Set the data down again, exactly as it appears below.

== Records

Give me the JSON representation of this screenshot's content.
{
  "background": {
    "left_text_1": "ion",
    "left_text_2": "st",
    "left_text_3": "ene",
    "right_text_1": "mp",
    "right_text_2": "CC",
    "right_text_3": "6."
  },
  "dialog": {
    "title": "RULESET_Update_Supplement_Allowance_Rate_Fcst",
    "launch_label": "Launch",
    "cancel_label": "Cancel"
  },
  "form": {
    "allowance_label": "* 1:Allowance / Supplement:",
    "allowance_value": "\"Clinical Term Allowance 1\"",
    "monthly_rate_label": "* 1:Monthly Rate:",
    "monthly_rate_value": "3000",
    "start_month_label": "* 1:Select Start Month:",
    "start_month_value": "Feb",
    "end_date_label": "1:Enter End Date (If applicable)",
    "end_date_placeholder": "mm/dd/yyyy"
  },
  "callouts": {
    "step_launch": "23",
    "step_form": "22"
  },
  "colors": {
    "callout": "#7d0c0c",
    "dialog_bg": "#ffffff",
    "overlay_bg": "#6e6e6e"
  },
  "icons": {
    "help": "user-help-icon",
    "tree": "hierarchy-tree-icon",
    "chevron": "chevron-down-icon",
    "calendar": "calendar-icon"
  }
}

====

- [Exercise answer]
Give me the JSON representation of this screenshot's content.
{
  "background": {
    "left_text_1": "ion",
    "left_text_2": "st",
    "left_text_3": "ene",
    "right_text_1": "mp",
    "right_text_2": "CC",
    "right_text_3": "6."
  },
  "dialog": {
    "title": "RULESET_Update_Supplement_Allowance_Rate_Fcst",
    "launch_label": "Launch",
    "cancel_label": "Cancel"
  },
  "form": {
    "allowance_label": "* 1:Allowance / Supplement:",
    "allowance_value": "\"Clinical Term Allowance 1\"",
    "monthly_rate_label": "* 1:Monthly Rate:",
    "monthly_rate_value": "3000",
    "start_month_label": "* 1:Select Start Month:",
    "start_month_value": "Feb",
    "end_date_label": "1:Enter End Date (If applicable)",
    "end_date_placeholder": "mm/dd/yyyy"
  },
  "callouts": {
    "step_launch": "23",
    "step_form": "22"
  },
  "colors": {
    "callout": "#7d0c0c",
    "dialog_bg": "#ffffff",
    "overlay_bg": "#6e6e6e"
  },
  "icons": {
    "help": "user-help-icon",
    "tree": "hierarchy-tree-icon",
    "chevron": "chevron-down-icon",
    "calendar": "calendar-icon"
  }
}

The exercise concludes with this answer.